An epidemiologist can use this and their standard epidemiological tool to have a preliminary snapshot of the cultural practices, which may have a negative or positive impact on the outbreak control. The perception and cultural practices for the same symptoms or illnesses will be diverse in different countries. If we trained some of our epidemiologists with these basic tools, we might address some barriers for controlling disease outbreaks due to cultural practices. This is not the purpose of making epidemiologist an expert in medical anthropology. This tool doesn’t replace the standard anthropological tools. A trained medical anthropologist should carry out detail evaluation to generalize.

This can help epidemiologists in developing control programs and evidence to seek medical anthropologist assistance if required. This tool is field-tested, and it takes around 15-30 minutes to get information from an informant, and if it is in the group, it takes about 1 hour at the maximum. Within this time frame, we can collect some additional information, which can help epidemiologists.

Sample questionnaires:

A. What is community perception of sickness and response to the followings?

Symptoms Community Perception Where they go first (who treat them first) In how many days How are they treated? When they visit the health facility
Fever* Due to bad or sorcery Witchcraft 2 days The body is painted with some kind of anointing substances and asked to do them* If not cured (number of days)
Diarrhoea
Vomiting
Bleeding (mouth)
Bleeding (per rectum)
Bleeding (skin) rashes
Flu-like illnesses Due to the insertion of bad air in the body Traditional healers 3 days Traditional healers ask  them to stay in a separate room but not well ventilated
Add other symptoms relevant to the outbreak.

Example 1 (Fever): The treatment of fever by anointing needs an additional person, and it put that person of getting infection too.

Example 2 (Flu-like illnesses): Ask to stay in a separate room might be a good practice, but the room ventilation is not adequate.

These examples may lead to a lot of follow up questions, and epidemiologists may not have enough time. Let the anthropologist take the rest of the follow-up questions.
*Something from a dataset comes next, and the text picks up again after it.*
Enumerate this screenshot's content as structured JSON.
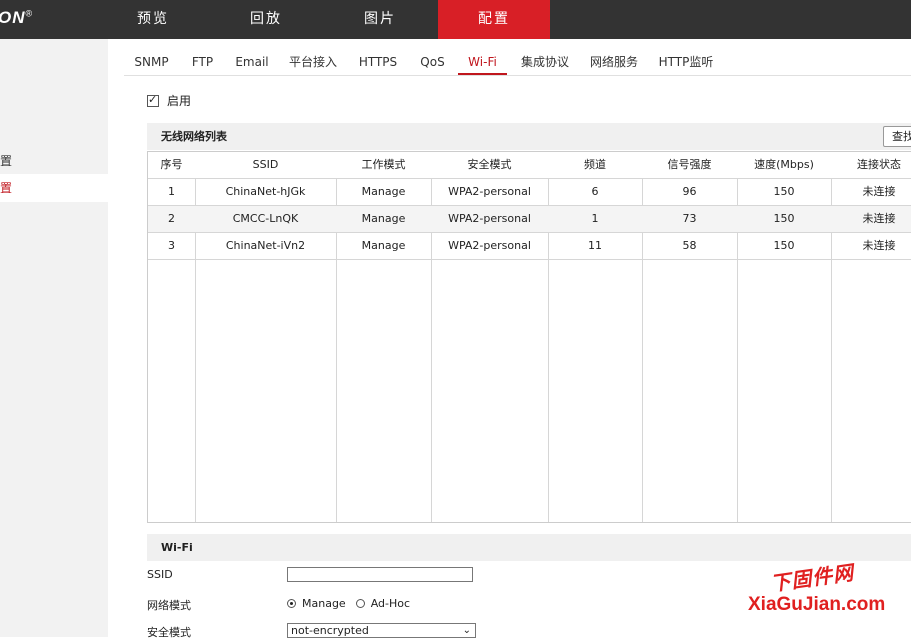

For the immediate control measures like Ebola, the epidemiologist can communicate risks of the practice of anointing.

B. Funeral/Burial Practices

  1. What do they do with the dead bodies?
  2. What are the rituals?
  3. How do they bury the dead bodies?

Note: This information provides hints to harmful practices such as putting favourite drinks in the mouth of dead bodies and drinking it. Rationale: The epidemiologist can identify these risky practices, and addressing them can significantly impact disease control. 

Immediately we can risk communicating about this practice to the community through social mobilizers.

C. Caring for a sick person (current illness)

  1. Who takes care of sick people?
  2. Hand washing practices (request to demonstrate)
  3. Cultural practices – using traditional medicines, taking care by faith healers or traditional healers, etc.
  4. Nutrition of sick person (what kind of food)

D. The belief/trust in the local health system

  1. Where is the nearest health facility?
  2. Who treats them?
  3. Their perception of health service providers?

E. Stigma assessment

  1. Is there any stigma attached to this illness?
  2. What are the practices?